Leverage Critical Customer Data With Turnkey System, Best Practices
I’ve been writing recently there is no connection between a casino’s guest satisfaction and its future growth. I’ve been recommending that casinos forget about guest satisfaction surveys and that they encourage employees to concentrate on creating more advocates — guests who are so amazingly happy with their gaming experience they would be willing to risk their reputation and act as advocates for a property by spreading positive word-of-mouth advertising of their own free will.
This is important because guest advocates are highly likely to return to play again (repeat business) and generate new business through the positive word they spread about the casino. All casino employees from executives to blackjack dealers to restaurant chefs should work hard to make this happen.
Why should casino employees care if their customers are advocates? I assure you, advocates will tip and that means more money in employees’ pockets. Think job retention, too. General Motors and Ford Motor Company announced in January that they will lay off tens of thousands of employees. Those struggling auto manufacturers have no advocates for their vehicles!
I recently had the shock of my life when I learned that a major U.S.-based global corporation has created an index that shows the degree to which it has customer advocates but that it is doing nothing with the data. It’s wonderful that the company has this index because it can be a tool for planning and managing the corporation’s future growth. The higher the index, the more advocates the company has and the more successful it will be. What’s appalling is that management is sitting on the data.
Lest you think this is no big deal, let’s put this corporation into perspective. I won’t identify the company but I will note that one major business magazine has named this corporation the No. 1 most globally admired company and America’s second most admired company. Another respected business magazine has named it the fourth most valuable brand worldwide. This company is a household name that offers everything from consumer products to financial services.
The fact that such a successful company is aware of the importance of advocates is significant. It is equally significant that one of its division managers told me in a telephone conversation that the company doesn’t have a system in place to leverage the advocate data – i.e., to use the information to create more growth. That’s how the index can become a management tool.
Having brought guest advocacy to your attention, it’s now time to take things to the next level. The key word here is “system.” It’s not enough that a casino have advocates and a way to measure them. It must put its measurement data into action with a turnkey system.
It all starts with management’s willingness to do this in the first place. That is followed by measurement of the one thing that matters most — advocates. But it’s not likely the casino will know how to use that advocate data to generate future growth. Therefore, it must have a system in place to gather the data, put the data into action, make people accountable for leveraging it and keep the process rolling forward smoothly.
Successful companies implement best practices internally to make great things happen and casinos will need to do the same within this system:
- Management must act as leaders to create a culture that clearly demonstrates how important guest advocates are.
- A formal program must be in place and it must be monitored.
- Goals must be set and met.
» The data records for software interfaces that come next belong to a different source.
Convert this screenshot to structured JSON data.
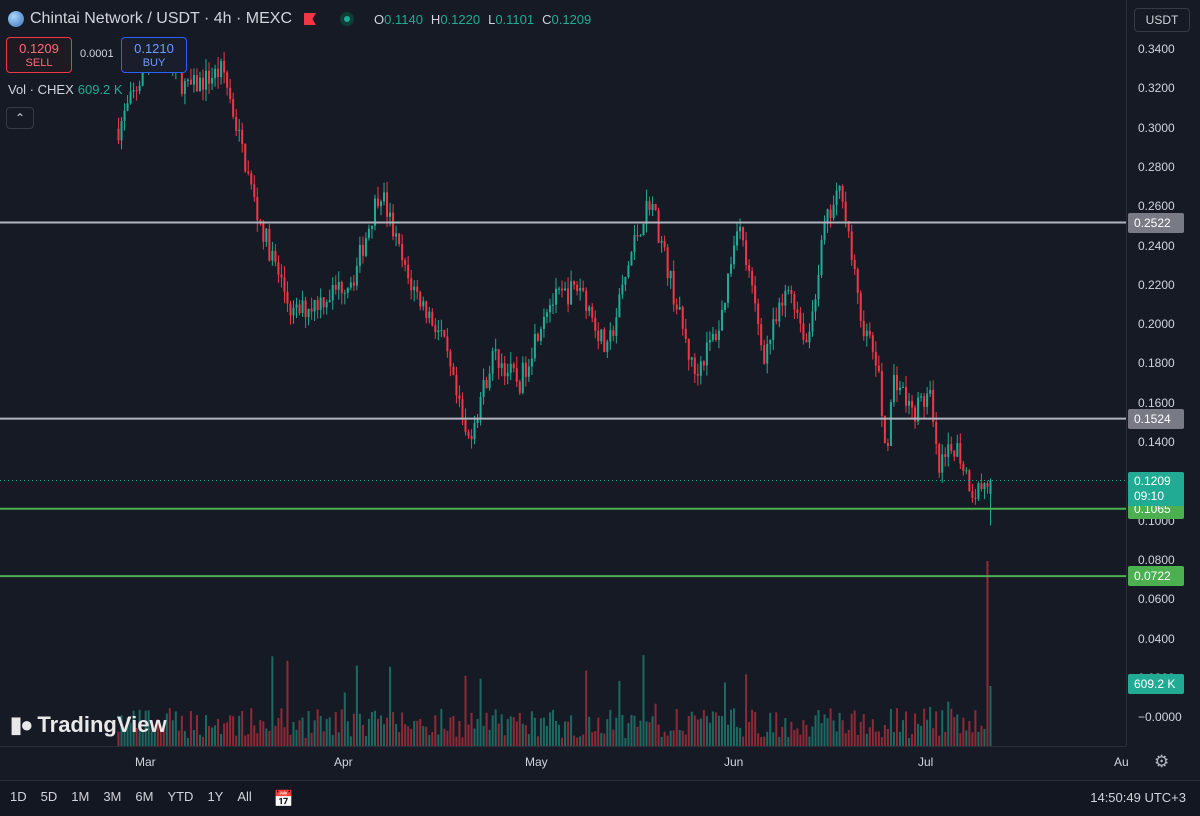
{
  "legend": {
    "title": "Chintai Network / USDT · 4h · MEXC",
    "ohlc": [
      {
        "k": "O",
        "v": "0.1140"
      },
      {
        "k": "H",
        "v": "0.1220"
      },
      {
        "k": "L",
        "v": "0.1101"
      },
      {
        "k": "C",
        "v": "0.1209"
      }
    ]
  },
  "trade": {
    "sell_price": "0.1209",
    "sell_label": "SELL",
    "buy_price": "0.1210",
    "buy_label": "BUY",
    "spread": "0.0001"
  },
  "volume_legend": {
    "label": "Vol · CHEX",
    "value": "609.2 K"
  },
  "collapse_icon": "chevron-up-icon",
  "currency": "USDT",
  "brand": "TradingView",
  "price_ticks": [
    "0.3400",
    "0.3200",
    "0.3000",
    "0.2800",
    "0.2600",
    "0.2400",
    "0.2200",
    "0.2000",
    "0.1800",
    "0.1600",
    "0.1400",
    "0.1200",
    "0.1000",
    "0.0800",
    "0.0600",
    "0.0400",
    "0.0200",
    "−0.0000"
  ],
  "levels": [
    {
      "value": 0.2522,
      "label": "0.2522",
      "color": "#b2b5be",
      "kind": "gray"
    },
    {
      "value": 0.1524,
      "label": "0.1524",
      "color": "#b2b5be",
      "kind": "gray"
    },
    {
      "value": 0.1065,
      "label": "0.1065",
      "color": "#4caf50",
      "kind": "green"
    },
    {
      "value": 0.0722,
      "label": "0.0722",
      "color": "#4caf50",
      "kind": "green"
    }
  ],
  "current": {
    "price": "0.1209",
    "countdown": "09:10"
  },
  "volume_label": "609.2 K",
  "months": [
    "Mar",
    "Apr",
    "May",
    "Jun",
    "Jul",
    "Au"
  ],
  "bottom": {
    "ranges": [
      "1D",
      "5D",
      "1M",
      "3M",
      "6M",
      "YTD",
      "1Y",
      "All"
    ],
    "clock": "14:50:49 UTC+3"
  },
  "colors": {
    "up": "#22ab94",
    "down": "#f23645",
    "bg": "#161a25"
  },
  "chart_data": {
    "type": "candlestick",
    "title": "Chintai Network / USDT · 4h · MEXC",
    "ylim": [
      0.0,
      0.35
    ],
    "x_labels": [
      "Mar",
      "Apr",
      "May",
      "Jun",
      "Jul"
    ],
    "trend_points": [
      {
        "t": 0.0,
        "p": 0.3
      },
      {
        "t": 0.04,
        "p": 0.34
      },
      {
        "t": 0.08,
        "p": 0.32
      },
      {
        "t": 0.12,
        "p": 0.33
      },
      {
        "t": 0.16,
        "p": 0.255
      },
      {
        "t": 0.2,
        "p": 0.205
      },
      {
        "t": 0.24,
        "p": 0.215
      },
      {
        "t": 0.27,
        "p": 0.225
      },
      {
        "t": 0.3,
        "p": 0.27
      },
      {
        "t": 0.33,
        "p": 0.225
      },
      {
        "t": 0.37,
        "p": 0.195
      },
      {
        "t": 0.4,
        "p": 0.14
      },
      {
        "t": 0.43,
        "p": 0.185
      },
      {
        "t": 0.46,
        "p": 0.17
      },
      {
        "t": 0.49,
        "p": 0.21
      },
      {
        "t": 0.53,
        "p": 0.22
      },
      {
        "t": 0.56,
        "p": 0.185
      },
      {
        "t": 0.59,
        "p": 0.24
      },
      {
        "t": 0.61,
        "p": 0.265
      },
      {
        "t": 0.64,
        "p": 0.21
      },
      {
        "t": 0.66,
        "p": 0.175
      },
      {
        "t": 0.69,
        "p": 0.2
      },
      {
        "t": 0.71,
        "p": 0.255
      },
      {
        "t": 0.74,
        "p": 0.185
      },
      {
        "t": 0.77,
        "p": 0.22
      },
      {
        "t": 0.79,
        "p": 0.19
      },
      {
        "t": 0.81,
        "p": 0.25
      },
      {
        "t": 0.83,
        "p": 0.27
      },
      {
        "t": 0.85,
        "p": 0.205
      },
      {
        "t": 0.87,
        "p": 0.18
      },
      {
        "t": 0.88,
        "p": 0.135
      },
      {
        "t": 0.89,
        "p": 0.175
      },
      {
        "t": 0.91,
        "p": 0.155
      },
      {
        "t": 0.93,
        "p": 0.165
      },
      {
        "t": 0.94,
        "p": 0.125
      },
      {
        "t": 0.96,
        "p": 0.14
      },
      {
        "t": 0.98,
        "p": 0.115
      },
      {
        "t": 1.0,
        "p": 0.1209
      }
    ],
    "last_close": 0.1209,
    "last_low": 0.098,
    "volume_last": 609200,
    "horizontal_levels": [
      0.2522,
      0.1524,
      0.1065,
      0.0722
    ]
  }
}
- Everyone must work together as a team.
- Employees are critical to providing the kind of customer service that turns guests into advocates. Incentive, reward and recognition programs will be needed to spur them on.
- Progress will occur only with action planning.
- I guarantee internal improvements will be required to create more advocates. Those improvements must be identified and implemented.
- Finally, employees will want to know how things are progressing, so give them closure by keeping them informed. As part of the system, guests should be asked how the casino can be a better place to play. Give guests closure, too, by letting them know how their input was used.
What I learned from that division manager shows that even the most successful enterprise can stumble. Still, I simply can’t believe that such a highly regarded corporation would have a crucial piece of data in hand and let it gather dust on the shelf. That’s a mistake – a mistake that serves as an example for casinos and their employees.